**What you have to do**:
Go through the data below. Pull out every line that has the word "this".

##### Provided records

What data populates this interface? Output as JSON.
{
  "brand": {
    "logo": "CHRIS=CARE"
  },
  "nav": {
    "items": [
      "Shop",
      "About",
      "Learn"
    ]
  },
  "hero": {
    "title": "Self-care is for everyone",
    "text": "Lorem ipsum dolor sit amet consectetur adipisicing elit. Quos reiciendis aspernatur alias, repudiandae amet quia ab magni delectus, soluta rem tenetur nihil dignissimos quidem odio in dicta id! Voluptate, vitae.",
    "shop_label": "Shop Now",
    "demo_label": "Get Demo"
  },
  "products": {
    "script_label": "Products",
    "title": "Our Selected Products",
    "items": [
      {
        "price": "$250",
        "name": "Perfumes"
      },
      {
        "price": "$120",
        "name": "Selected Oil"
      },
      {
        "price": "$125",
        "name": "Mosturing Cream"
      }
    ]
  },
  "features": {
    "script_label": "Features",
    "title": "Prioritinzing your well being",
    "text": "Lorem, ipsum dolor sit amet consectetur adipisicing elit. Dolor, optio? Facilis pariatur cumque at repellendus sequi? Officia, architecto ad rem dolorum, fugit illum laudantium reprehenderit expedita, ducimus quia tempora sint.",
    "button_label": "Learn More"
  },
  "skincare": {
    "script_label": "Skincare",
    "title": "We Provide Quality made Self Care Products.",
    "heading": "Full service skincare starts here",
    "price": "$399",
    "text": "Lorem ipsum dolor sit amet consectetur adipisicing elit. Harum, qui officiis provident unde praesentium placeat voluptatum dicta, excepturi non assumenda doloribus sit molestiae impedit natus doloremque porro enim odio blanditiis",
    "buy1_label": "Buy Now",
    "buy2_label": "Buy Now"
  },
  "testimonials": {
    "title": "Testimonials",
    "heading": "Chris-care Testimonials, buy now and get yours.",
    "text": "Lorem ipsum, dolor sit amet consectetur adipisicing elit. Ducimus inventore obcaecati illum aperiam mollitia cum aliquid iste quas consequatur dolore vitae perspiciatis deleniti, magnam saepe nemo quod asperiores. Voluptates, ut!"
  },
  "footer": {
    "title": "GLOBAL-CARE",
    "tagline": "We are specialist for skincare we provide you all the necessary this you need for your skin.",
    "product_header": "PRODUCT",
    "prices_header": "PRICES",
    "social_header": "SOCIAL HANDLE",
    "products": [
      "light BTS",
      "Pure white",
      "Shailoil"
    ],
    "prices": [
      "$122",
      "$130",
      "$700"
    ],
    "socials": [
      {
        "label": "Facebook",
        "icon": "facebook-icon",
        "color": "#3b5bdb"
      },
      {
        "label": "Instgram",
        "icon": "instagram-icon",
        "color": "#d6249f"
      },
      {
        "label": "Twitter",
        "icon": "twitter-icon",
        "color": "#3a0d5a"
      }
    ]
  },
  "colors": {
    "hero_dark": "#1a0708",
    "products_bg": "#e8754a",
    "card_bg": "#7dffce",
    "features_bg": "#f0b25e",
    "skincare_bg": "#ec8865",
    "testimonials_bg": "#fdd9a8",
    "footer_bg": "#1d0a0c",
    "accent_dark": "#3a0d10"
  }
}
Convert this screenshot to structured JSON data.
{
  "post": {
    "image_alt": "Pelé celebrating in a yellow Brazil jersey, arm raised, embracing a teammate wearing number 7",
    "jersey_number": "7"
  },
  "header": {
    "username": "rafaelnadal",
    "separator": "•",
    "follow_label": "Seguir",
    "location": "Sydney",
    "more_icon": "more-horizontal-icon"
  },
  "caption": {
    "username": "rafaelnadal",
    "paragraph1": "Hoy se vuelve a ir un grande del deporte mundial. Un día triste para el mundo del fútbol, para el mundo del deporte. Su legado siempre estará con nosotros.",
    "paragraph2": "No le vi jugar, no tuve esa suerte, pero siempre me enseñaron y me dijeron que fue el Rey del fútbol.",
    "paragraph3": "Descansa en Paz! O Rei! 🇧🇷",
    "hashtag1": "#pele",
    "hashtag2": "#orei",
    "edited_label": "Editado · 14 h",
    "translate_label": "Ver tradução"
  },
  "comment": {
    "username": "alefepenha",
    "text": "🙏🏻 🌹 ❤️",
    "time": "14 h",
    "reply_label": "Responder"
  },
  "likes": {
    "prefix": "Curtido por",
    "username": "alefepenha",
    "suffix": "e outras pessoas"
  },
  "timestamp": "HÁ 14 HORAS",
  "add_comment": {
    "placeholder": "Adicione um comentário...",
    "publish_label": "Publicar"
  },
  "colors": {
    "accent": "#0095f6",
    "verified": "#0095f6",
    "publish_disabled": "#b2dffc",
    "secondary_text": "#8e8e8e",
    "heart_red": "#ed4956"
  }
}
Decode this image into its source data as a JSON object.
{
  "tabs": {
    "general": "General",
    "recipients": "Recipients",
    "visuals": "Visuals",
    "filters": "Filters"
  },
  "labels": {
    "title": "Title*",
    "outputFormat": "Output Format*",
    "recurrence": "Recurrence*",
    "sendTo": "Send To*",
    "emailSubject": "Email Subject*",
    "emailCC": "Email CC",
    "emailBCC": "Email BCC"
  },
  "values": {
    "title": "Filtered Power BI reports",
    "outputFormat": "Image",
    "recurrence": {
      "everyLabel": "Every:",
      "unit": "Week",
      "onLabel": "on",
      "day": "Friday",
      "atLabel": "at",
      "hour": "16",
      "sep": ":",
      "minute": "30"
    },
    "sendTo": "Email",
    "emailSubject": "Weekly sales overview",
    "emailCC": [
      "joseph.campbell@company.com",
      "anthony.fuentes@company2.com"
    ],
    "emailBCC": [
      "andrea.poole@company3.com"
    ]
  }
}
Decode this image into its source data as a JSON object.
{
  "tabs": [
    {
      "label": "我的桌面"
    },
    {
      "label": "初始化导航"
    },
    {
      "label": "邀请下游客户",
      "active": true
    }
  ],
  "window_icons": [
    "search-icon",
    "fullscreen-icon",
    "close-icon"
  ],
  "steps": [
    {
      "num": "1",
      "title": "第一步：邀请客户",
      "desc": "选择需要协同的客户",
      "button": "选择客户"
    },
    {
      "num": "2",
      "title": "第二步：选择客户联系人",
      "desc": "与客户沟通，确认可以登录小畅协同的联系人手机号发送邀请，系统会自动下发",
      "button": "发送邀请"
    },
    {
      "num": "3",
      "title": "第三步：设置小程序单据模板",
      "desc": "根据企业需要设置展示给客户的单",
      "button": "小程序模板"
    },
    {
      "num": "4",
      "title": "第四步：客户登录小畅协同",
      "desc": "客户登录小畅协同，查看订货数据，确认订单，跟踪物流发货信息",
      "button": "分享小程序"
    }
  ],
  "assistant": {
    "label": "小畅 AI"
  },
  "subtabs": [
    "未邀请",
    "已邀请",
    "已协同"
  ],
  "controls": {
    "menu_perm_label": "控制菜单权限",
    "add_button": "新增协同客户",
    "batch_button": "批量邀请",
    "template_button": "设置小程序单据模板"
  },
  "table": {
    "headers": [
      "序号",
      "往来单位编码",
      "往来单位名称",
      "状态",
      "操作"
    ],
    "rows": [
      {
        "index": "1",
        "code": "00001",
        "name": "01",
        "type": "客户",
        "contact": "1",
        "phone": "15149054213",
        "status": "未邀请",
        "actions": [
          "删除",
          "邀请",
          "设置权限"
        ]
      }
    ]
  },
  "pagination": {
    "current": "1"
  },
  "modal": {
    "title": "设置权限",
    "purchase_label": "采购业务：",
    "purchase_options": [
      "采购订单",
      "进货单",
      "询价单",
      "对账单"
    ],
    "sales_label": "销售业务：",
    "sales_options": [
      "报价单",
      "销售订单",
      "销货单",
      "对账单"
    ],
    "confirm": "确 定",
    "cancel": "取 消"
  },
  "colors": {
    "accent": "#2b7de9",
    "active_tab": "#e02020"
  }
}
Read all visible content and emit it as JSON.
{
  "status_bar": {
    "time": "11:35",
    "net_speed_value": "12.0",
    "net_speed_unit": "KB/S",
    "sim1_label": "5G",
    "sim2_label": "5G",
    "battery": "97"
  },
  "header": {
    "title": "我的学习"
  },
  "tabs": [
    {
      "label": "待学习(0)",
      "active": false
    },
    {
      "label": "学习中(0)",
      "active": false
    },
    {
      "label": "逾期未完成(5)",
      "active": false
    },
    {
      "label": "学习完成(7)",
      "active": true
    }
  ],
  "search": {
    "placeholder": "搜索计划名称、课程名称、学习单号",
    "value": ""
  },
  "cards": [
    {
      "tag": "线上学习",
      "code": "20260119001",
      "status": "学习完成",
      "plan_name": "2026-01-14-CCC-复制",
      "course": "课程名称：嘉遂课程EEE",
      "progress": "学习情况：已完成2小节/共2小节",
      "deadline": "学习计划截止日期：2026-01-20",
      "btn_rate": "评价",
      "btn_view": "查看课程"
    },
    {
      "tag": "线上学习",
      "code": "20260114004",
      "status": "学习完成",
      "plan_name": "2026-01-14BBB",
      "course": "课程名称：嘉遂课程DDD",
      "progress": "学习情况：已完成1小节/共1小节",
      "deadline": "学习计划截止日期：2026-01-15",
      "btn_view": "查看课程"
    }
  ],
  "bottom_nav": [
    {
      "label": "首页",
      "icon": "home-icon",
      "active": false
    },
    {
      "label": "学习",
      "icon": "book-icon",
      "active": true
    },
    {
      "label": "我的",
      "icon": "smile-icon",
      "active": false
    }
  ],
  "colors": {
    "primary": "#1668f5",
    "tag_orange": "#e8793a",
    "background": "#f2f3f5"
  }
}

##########

**Solution**:
What data populates this interface? Output as JSON.
    "tagline": "We are specialist for skincare we provide you all the necessary this you need for your skin.",
Convert this screenshot to structured JSON data.
Decode this image into its source data as a JSON object.
Decode this image into its source data as a JSON object.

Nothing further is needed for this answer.